On this day in
1821 Nikolai A Nekrasov Russian poet was born
1822 César Franck, composer and organist, was born
1830 Emily Dickinson, America’s best-known female poet was born
1870 Adolf Loos Austria architect was born

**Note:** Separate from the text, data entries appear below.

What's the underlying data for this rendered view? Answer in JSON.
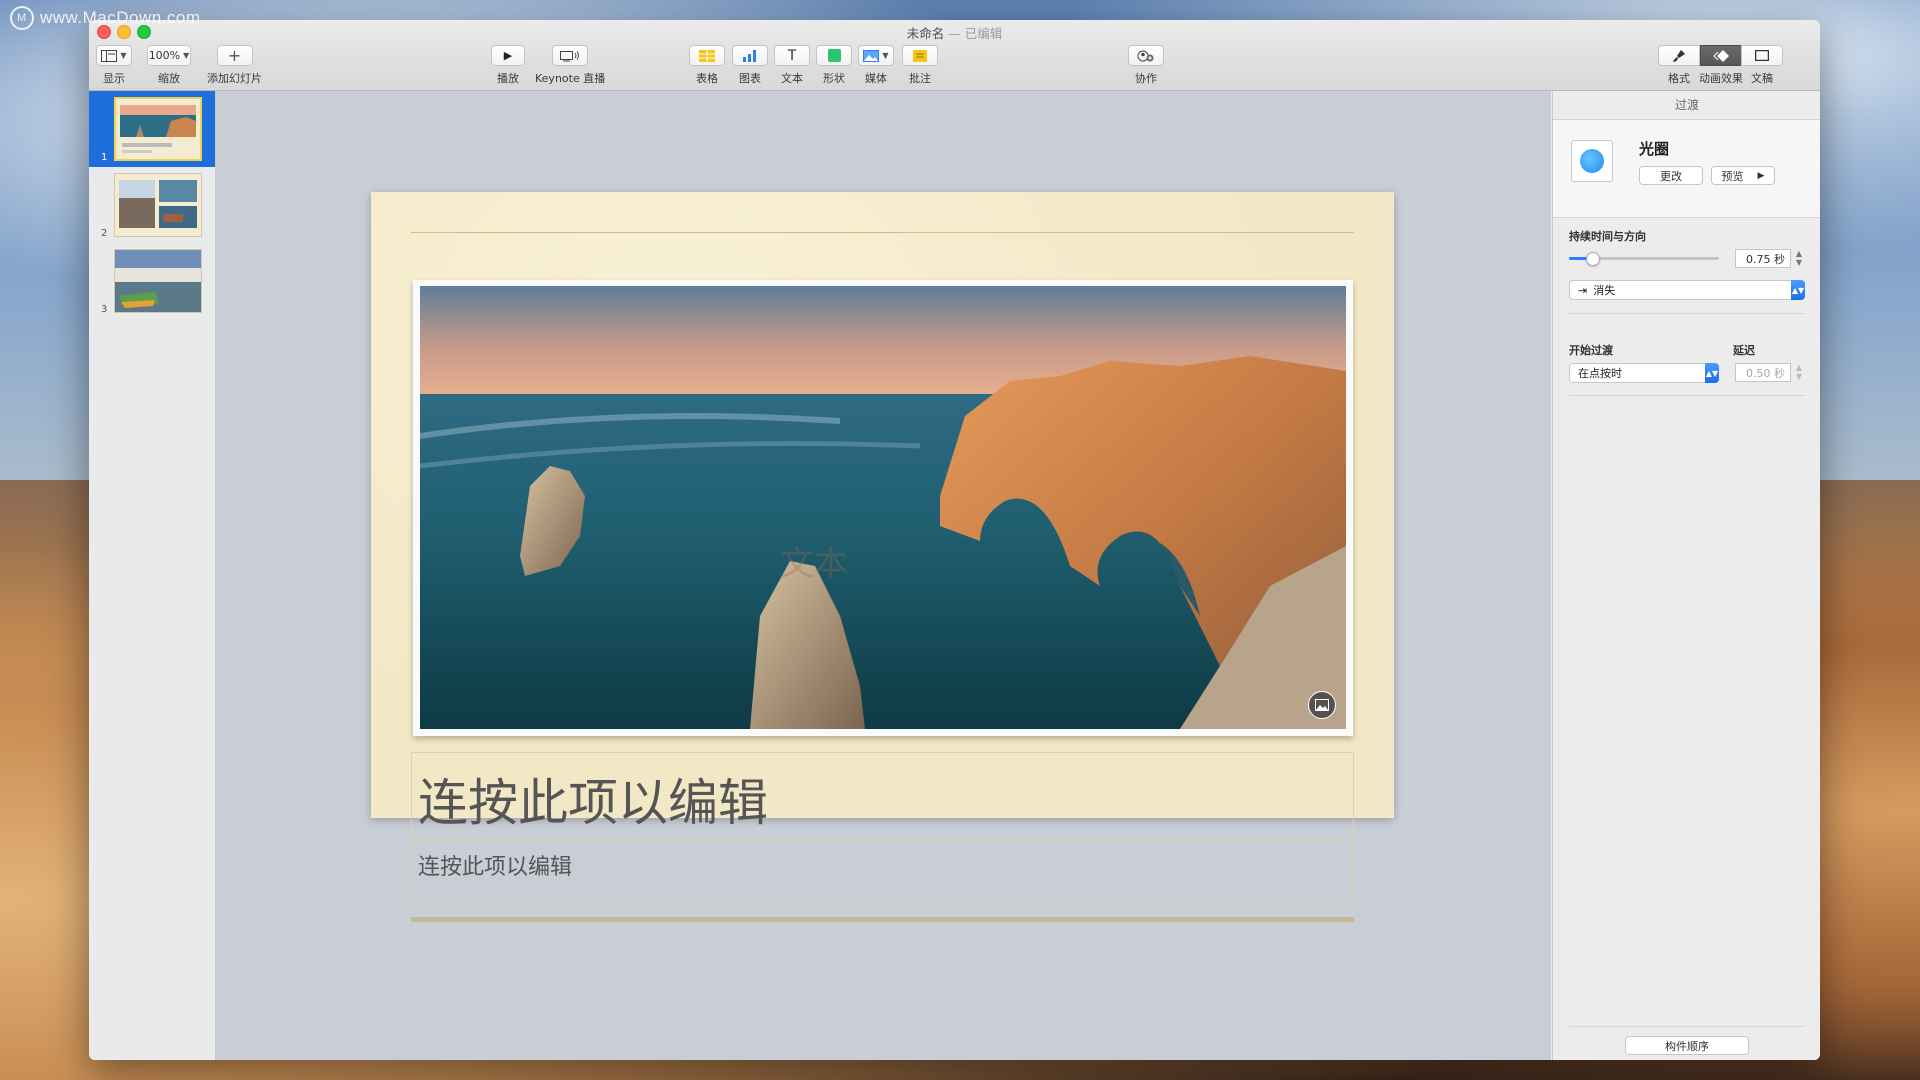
{
  "desktop": {
    "watermark": "www.MacDown.com",
    "watermark_logo": "M"
  },
  "window": {
    "doc_title": "未命名",
    "doc_status": "— 已编辑"
  },
  "toolbar": {
    "view_label": "显示",
    "zoom_value": "100%",
    "zoom_label": "缩放",
    "add_slide_label": "添加幻灯片",
    "play_label": "播放",
    "keynote_live_label": "Keynote 直播",
    "table_label": "表格",
    "chart_label": "图表",
    "text_label": "文本",
    "shape_label": "形状",
    "media_label": "媒体",
    "comment_label": "批注",
    "collaborate_label": "协作",
    "format_label": "格式",
    "animate_label": "动画效果",
    "document_label": "文稿"
  },
  "slides": [
    {
      "number": "1"
    },
    {
      "number": "2"
    },
    {
      "number": "3"
    }
  ],
  "slide": {
    "ghost_text": "文本",
    "title": "连按此项以编辑",
    "subtitle": "连按此项以编辑"
  },
  "inspector": {
    "header": "过渡",
    "transition_name": "光圈",
    "change_button": "更改",
    "preview_button": "预览",
    "duration_section": "持续时间与方向",
    "duration_value": "0.75 秒",
    "duration_fraction": 0.15,
    "direction_value": "消失",
    "start_section": "开始过渡",
    "start_value": "在点按时",
    "delay_section": "延迟",
    "delay_value": "0.50 秒",
    "build_order_button": "构件顺序"
  },
  "colors": {
    "accent": "#1e6fdc",
    "slide_paper": "#f3e8c6",
    "canvas_bg": "#c9ced6"
  }
}
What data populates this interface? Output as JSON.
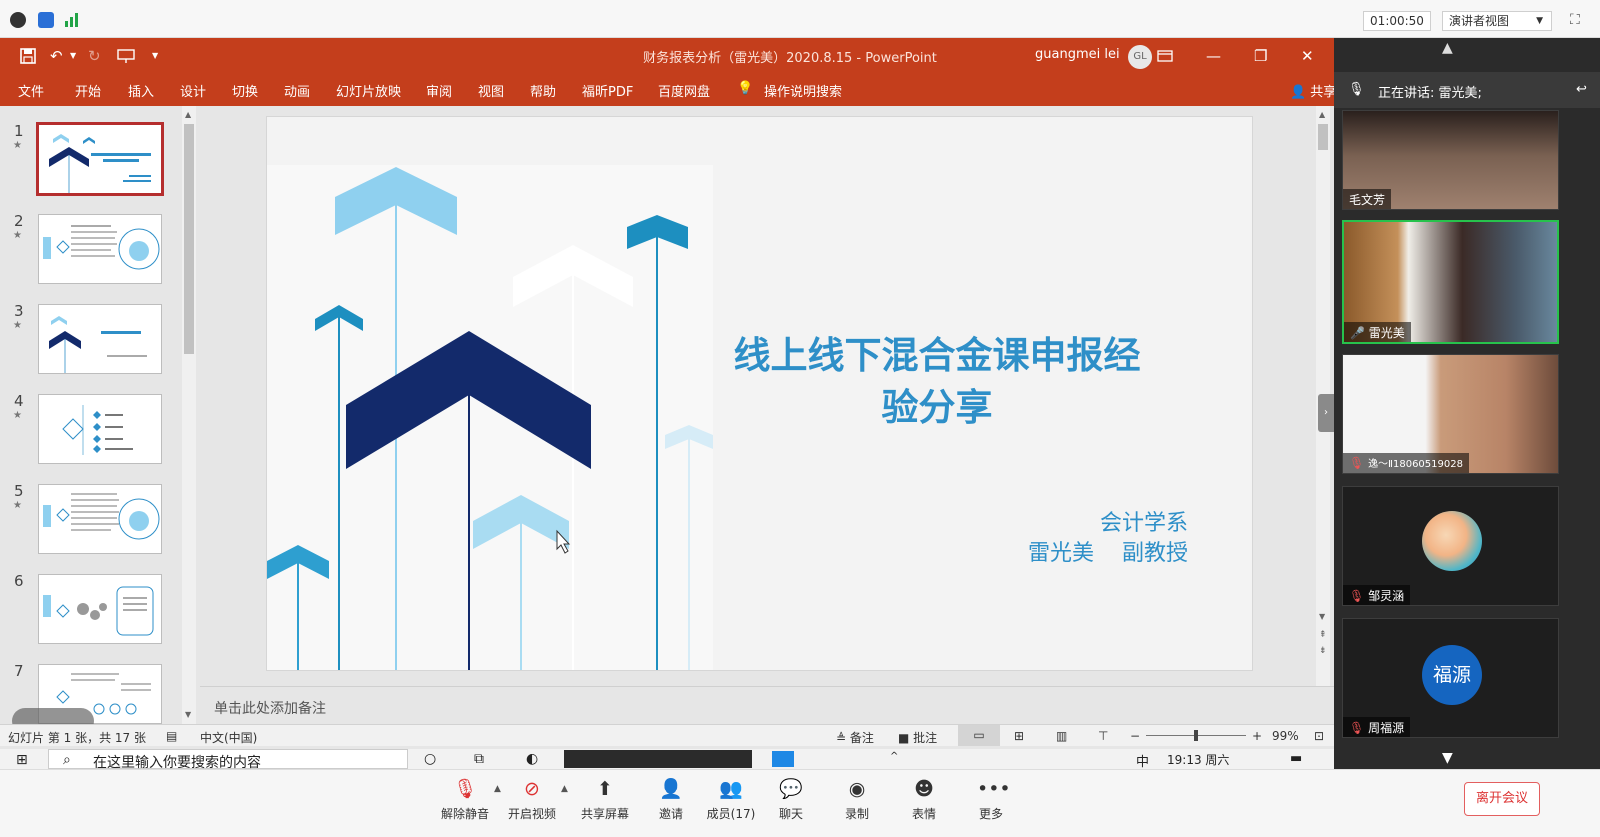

The exhibition presented at Ca' Rezzonico in Venice, Italy, is curated by Lionello Puppi and Nicoletta Ossanna Cavadini and arises from the fruitful collaboration of three institutions. After opening at the m.a.x. museo di Chiasso late-winter this year and moving to the Istituto Nazionale per la Grafica in Rome in April, the exhibition will arrive in Venice by July, being displayed in the rooms of Ca’ Rezzonico, providing an opportunity to explore some artistic materials that are surprisingly little-known, but of great significance for the study of the history of art. Copper plates and prints – the first of which all in the possession of the Fondazione Civici Musei di Venezia and now carefully restored by the Istituto Nazionale per la Grafica – will be placed alongside each other so as to evaluate the unparalleled quality achieved by this extraordinary and refined artist, an innovator in this medium as in others, thanks to his enthusiastic attempt for the finest technical results and to his rare ability. And it is with the exceptional nature of Giovanni Battista Tiepolo’s copper plates that the exhibition reveals the originality of its scientific intentions, documenting the Venetian painter’s great imagination: a genuine surprise, whose artistic and scientific value has attracted the attention of scholars and the curiosity of the general public only in recent years.
Image: Giovanni Battista Tiepolo. La Sacra Famiglia attraversa il lago in barca